How to Propagate Hazelnuts
When many people think of nuts, they think of trees. But some nuts, including hazelnuts, grow on low-growing shrubby plants. These plants grow into trees if you remove all side canes so that they will put their energy into a single dominant leader. But hazelnuts naturally produce side-shoot trees that make the plant look more like a bush than a tree. If these side shoots touch the ground, they will sprout roots where they touch. This process is known as layering. Layering a hazelnut is a good way to propagate the plant.
Cut back the stems of a hazelnut shrub in the fall, so that they are 1 inch tall. This process is known as coppicing. Coppicing causes a hazelnut shrub to produce new side-shoots. Each cut-back stem will produce up to four new side-shoots. By the next summer, a vigorous hazelnut shrub should produce between 20 and 30 new shoots. Each shoot should be up to 24 inches long.
Remove all weak and spindly shoots from the hazelnut plant. This includes shoots that are smaller than a pencil's thickness.
- Cut back the stems of a hazelnut shrub in the fall, so that they are 1 inch tall.
- Each cut-back stem will produce up to four new side-shoots.
Strip the lower ends of each stem of its leaves. Each stem should have 6 inches of bare branch at its base.

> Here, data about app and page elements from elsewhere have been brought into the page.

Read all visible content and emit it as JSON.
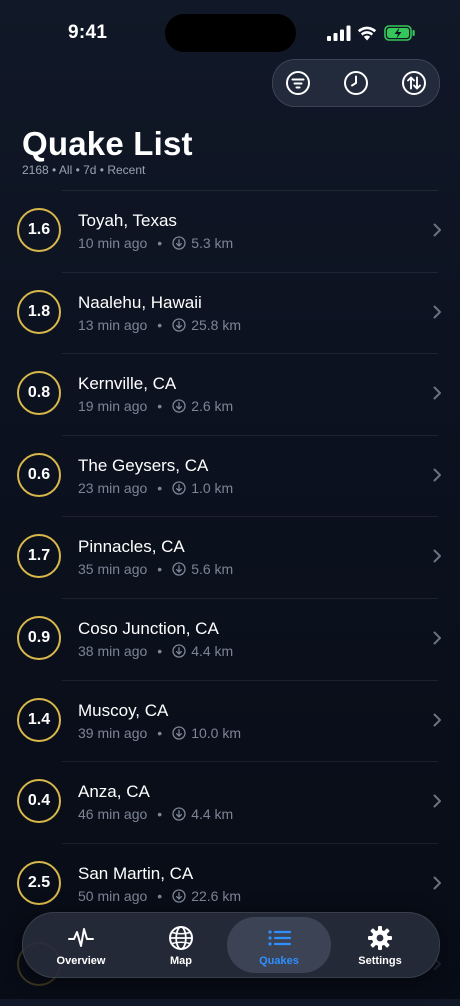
{
  "status_bar": {
    "time": "9:41"
  },
  "toolbar": {
    "icons": [
      "filter-icon",
      "clock-icon",
      "sort-icon"
    ]
  },
  "header": {
    "title": "Quake List",
    "subtitle": "2168 • All • 7d • Recent"
  },
  "colors": {
    "magnitude_ring": "#d8b84a",
    "accent": "#2f8fff",
    "background": "#0c1220"
  },
  "quakes": [
    {
      "mag": "1.6",
      "place": "Toyah, Texas",
      "time": "10 min ago",
      "depth": "5.3 km"
    },
    {
      "mag": "1.8",
      "place": "Naalehu, Hawaii",
      "time": "13 min ago",
      "depth": "25.8 km"
    },
    {
      "mag": "0.8",
      "place": "Kernville, CA",
      "time": "19 min ago",
      "depth": "2.6 km"
    },
    {
      "mag": "0.6",
      "place": "The Geysers, CA",
      "time": "23 min ago",
      "depth": "1.0 km"
    },
    {
      "mag": "1.7",
      "place": "Pinnacles, CA",
      "time": "35 min ago",
      "depth": "5.6 km"
    },
    {
      "mag": "0.9",
      "place": "Coso Junction, CA",
      "time": "38 min ago",
      "depth": "4.4 km"
    },
    {
      "mag": "1.4",
      "place": "Muscoy, CA",
      "time": "39 min ago",
      "depth": "10.0 km"
    },
    {
      "mag": "0.4",
      "place": "Anza, CA",
      "time": "46 min ago",
      "depth": "4.4 km"
    },
    {
      "mag": "2.5",
      "place": "San Martin, CA",
      "time": "50 min ago",
      "depth": "22.6 km"
    },
    {
      "mag": "",
      "place": "",
      "time": "",
      "depth": ""
    }
  ],
  "tabbar": {
    "tabs": [
      {
        "label": "Overview",
        "icon": "waveform-icon"
      },
      {
        "label": "Map",
        "icon": "globe-icon"
      },
      {
        "label": "Quakes",
        "icon": "list-icon",
        "active": true
      },
      {
        "label": "Settings",
        "icon": "gear-icon"
      }
    ]
  }
}
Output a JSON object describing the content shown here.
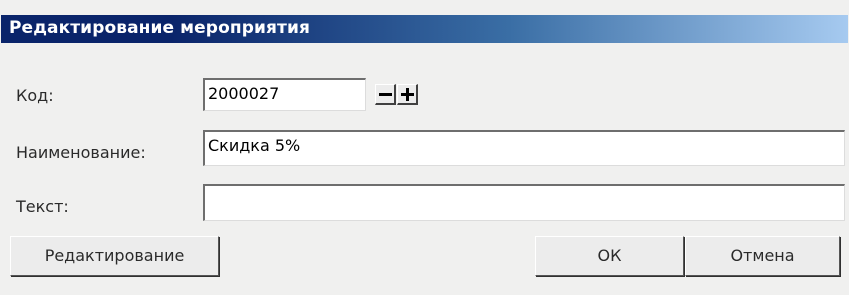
{
  "window": {
    "title": "Редактирование мероприятия"
  },
  "form": {
    "code": {
      "label": "Код:",
      "value": "2000027"
    },
    "name": {
      "label": "Наименование:",
      "value": "Скидка 5%"
    },
    "text": {
      "label": "Текст:",
      "value": ""
    }
  },
  "buttons": {
    "edit": "Редактирование",
    "ok": "ОК",
    "cancel": "Отмена"
  },
  "icons": {
    "decrement": "minus-icon",
    "increment": "plus-icon"
  }
}
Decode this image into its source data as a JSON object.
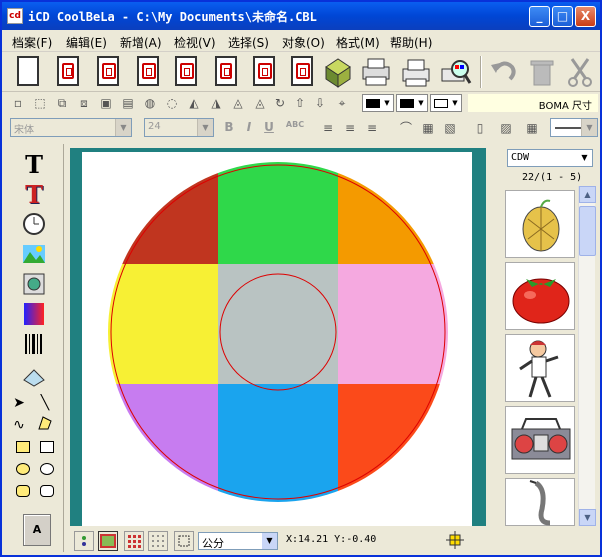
{
  "window": {
    "title": "iCD CoolBeLa - C:\\My Documents\\未命名.CBL",
    "minimize": "_",
    "maximize": "□",
    "close": "X"
  },
  "menu": [
    {
      "name": "menu-file",
      "label": "档案(F)"
    },
    {
      "name": "menu-edit",
      "label": "编辑(E)"
    },
    {
      "name": "menu-new",
      "label": "新增(A)"
    },
    {
      "name": "menu-view",
      "label": "检视(V)"
    },
    {
      "name": "menu-select",
      "label": "选择(S)"
    },
    {
      "name": "menu-object",
      "label": "对象(O)"
    },
    {
      "name": "menu-format",
      "label": "格式(M)"
    },
    {
      "name": "menu-help",
      "label": "帮助(H)"
    }
  ],
  "toolbar2": {
    "status_text": "BOMA 尺寸",
    "line_color": "#000000",
    "fill_color": "#000000",
    "bg_color": "#ffffff"
  },
  "format_bar": {
    "font_name": "宋体",
    "font_size": "24",
    "bold": "B",
    "italic": "I",
    "underline": "U",
    "strike": "ABC"
  },
  "left_tools": {
    "a_button": "A"
  },
  "clipart": {
    "library": "CDW",
    "counter": "22/(1 - 5)",
    "items": [
      "melon",
      "tomato",
      "karate-kid",
      "boombox",
      "saxophone"
    ]
  },
  "status": {
    "unit": "公分",
    "coords": "X:14.21 Y:-0.40"
  },
  "disc": {
    "colors": [
      "#c0351f",
      "#2fd84a",
      "#f49a00",
      "#f7f034",
      "#b9c3c2",
      "#f5a9e0",
      "#c77cf0",
      "#1aa4ee",
      "#fb4a1a"
    ]
  }
}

Girdle these stems by tying a bread wrapper twist tie tightly around the base of each stem. The goal is to create a rooting system that is simple to divide and transplant.
Dilute a rooting hormone in water using a ratio of one part rooting hormone to 10 parts water. For example, if you use 1 tbsp. of rooting hormone, you must use 10 tbsp. of water. Apply the rooting hormone solution to the base of the stems beneath the twist ties with a paintbrush. The stems must be green and succulent. There should be no semi-hardwood or hardwood on these new stems.
- Strip the lower ends of each stem of its leaves.
- of rooting hormone, you must use 10 tbsp.
Pile disease-free sawdust over these stems to keep them moist and provide a medium for the stems to root into. The sawdust must be deep enough to cover the stems and wide enough to keep the stems moist.
Wait for the upper leaves of the hazelnut to die and the plant to go dormant in fall. Separate the rooted plantlets from the mother plant by brushing away the sawdust to reveal roots on the stems below the twist ties. Cut the plants away below this rooted layer. Transplant them into containers or dig holes in the soil and bury the roots.
Tracy Morris has been a freelance writer since 2000. She has published novels and numerous online articles. Her work has appeared in national magazines and newspapers including "Ferrets," "CatFancy," "Lexington Herald Leader" and "The Tulsa World." She holds a Bachelor of Arts in journalism from the University of Arkansas.